eSports Leagues Launch e-Commerce Stores
Almost from the first whistle, eSports leagues have scored big with licensing. And while individual teams and players have previously taken the lead in licensing, Activision Blizzard Entertainment’s Call of Duty and Overwatch leagues recently launched among the first league-branded e-commerce stores.
The transition to league-wide e-commerce stores seemed almost inevitable—albeit delayed by the pandemic—ever since sports experience company Legends hired former NFL licensing executive Bob O’Keefe in 2019. O’Keefe helped launch NFLshop.com in 2010, a business that has since grown to generate more than $300 million in annual revenue. Legends is the licensee for the Call of Duty and Overwatch league ecommerce sites, having replaced Fanatics in the case of the latter.
Whether the eSports leagues will follow the same trajectory as NFLshop remains to be seen, but they are taking their cues from other professional leagues when it comes to product offerings and pricing, with a Toronto Ultra hoodie priced at $105 and a league-branded t-shirt going for $28.
There’s apparel from licensee Outerstuff, which also supplies Call of Duty and Overwatch league uniforms, and hats from licensee Mitchell & Neff. The gear calls out not only the teams but also the organizations behind them, such as FaZe Clan and 100 Thieves. And developer Loco introduced Loco Legends, which it is billing as India’s first NFT platform for eSports.
“It was only a [matter] of time before the leagues started launching their own stores since they showcase not only the teams and, in some cases players, but also the leagues themselves,” said a licensing executive who works with the leagues. “There’s still a question of regionality and whether the team and player gear will sell outside a given market and gain national distribution, but this is a step in that direction.”
And, in fact, teams are already testing those geographic boundaries. eSports franchise Team Liquid launched an e-commerce store in Brazil using local licensees on June 24, capping a four-year effort that began with its participation in Brazil’s Rainbow Six Siege and Free Fire leagues and, later, Valorant and Fortnite. At the same time, Team Liquid has revamped its e-commerce stores in North America and Europe.
The 100 Thieves franchise also stretched its brand into luxury through a collaboration with Gucci. Only a handful of brick-and-mortar retailers have tested the waters, however, meaning eSports is still largely an e-commerce business, regardless of whether the focus is on teams, players, or leagues.
The introduction of these stores comes as the valuations for the leagues continue to rise. The leagues’ collective global revenue hit $1.08 billion last year (up from $947.1 million in 2020) and is forecast to hit $1.6 billion by 2024, according to the research firm Statista. The largest of the markets in 2021 were China ($360 million), the U.S. ($243 million), and Western Europe ($205.8 million), Statista said.

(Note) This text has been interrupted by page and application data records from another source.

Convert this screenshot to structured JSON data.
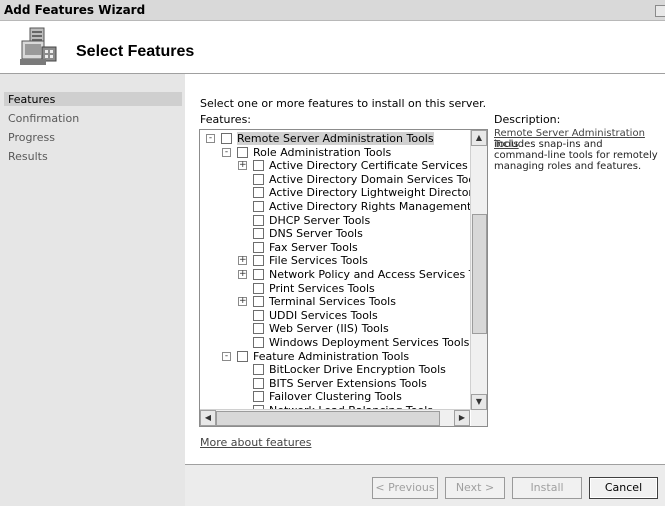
{
  "window": {
    "title": "Add Features Wizard"
  },
  "header": {
    "heading": "Select Features",
    "icon": "wizard-server-icon"
  },
  "nav": {
    "items": [
      "Features",
      "Confirmation",
      "Progress",
      "Results"
    ],
    "active": "Features"
  },
  "content": {
    "instructions": "Select one or more features to install on this server.",
    "features_label": "Features:",
    "description_label": "Description:",
    "description_link": "Remote Server Administration Tools",
    "description_text": "includes snap-ins and command-line tools for remotely managing roles and features.",
    "more_link": "More about features"
  },
  "tree": {
    "items": [
      {
        "label": "Remote Server Administration Tools",
        "level": 0,
        "expander": "-",
        "checked": false,
        "selected": true
      },
      {
        "label": "Role Administration Tools",
        "level": 1,
        "expander": "-",
        "checked": false
      },
      {
        "label": "Active Directory Certificate Services Tools",
        "level": 2,
        "expander": "+",
        "checked": false
      },
      {
        "label": "Active Directory Domain Services Tools",
        "level": 2,
        "expander": "",
        "checked": false
      },
      {
        "label": "Active Directory Lightweight Directory Services Tools",
        "level": 2,
        "expander": "",
        "checked": false
      },
      {
        "label": "Active Directory Rights Management Services Tools",
        "level": 2,
        "expander": "",
        "checked": false
      },
      {
        "label": "DHCP Server Tools",
        "level": 2,
        "expander": "",
        "checked": false
      },
      {
        "label": "DNS Server Tools",
        "level": 2,
        "expander": "",
        "checked": false
      },
      {
        "label": "Fax Server Tools",
        "level": 2,
        "expander": "",
        "checked": false
      },
      {
        "label": "File Services Tools",
        "level": 2,
        "expander": "+",
        "checked": false
      },
      {
        "label": "Network Policy and Access Services Tools",
        "level": 2,
        "expander": "+",
        "checked": false
      },
      {
        "label": "Print Services Tools",
        "level": 2,
        "expander": "",
        "checked": false
      },
      {
        "label": "Terminal Services Tools",
        "level": 2,
        "expander": "+",
        "checked": false
      },
      {
        "label": "UDDI Services Tools",
        "level": 2,
        "expander": "",
        "checked": false
      },
      {
        "label": "Web Server (IIS) Tools",
        "level": 2,
        "expander": "",
        "checked": false
      },
      {
        "label": "Windows Deployment Services Tools",
        "level": 2,
        "expander": "",
        "checked": false
      },
      {
        "label": "Feature Administration Tools",
        "level": 1,
        "expander": "-",
        "checked": false
      },
      {
        "label": "BitLocker Drive Encryption Tools",
        "level": 2,
        "expander": "",
        "checked": false
      },
      {
        "label": "BITS Server Extensions Tools",
        "level": 2,
        "expander": "",
        "checked": false
      },
      {
        "label": "Failover Clustering Tools",
        "level": 2,
        "expander": "",
        "checked": false
      },
      {
        "label": "Network Load Balancing Tools",
        "level": 2,
        "expander": "",
        "checked": false
      }
    ]
  },
  "buttons": {
    "previous": "< Previous",
    "next": "Next >",
    "install": "Install",
    "cancel": "Cancel"
  },
  "colors": {
    "nav_bg": "#e6e6e6",
    "title_bg": "#d9d9d9",
    "footer_bg": "#ececec"
  }
}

The main lure for brands attracted to eSports is the size of the audience, particularly among the coveted 18- to 34-year-old demographic. The global audience, largely via streaming, is expected to reach 474 million this year (up 8.7% from 2020) and will hit 577.2 million in 2024, according to research firm Newzoo.
“There is no doubt there is an audience for eSports,” another licensing executive said. “It’s just a question of how that translates into league merchandise sales.”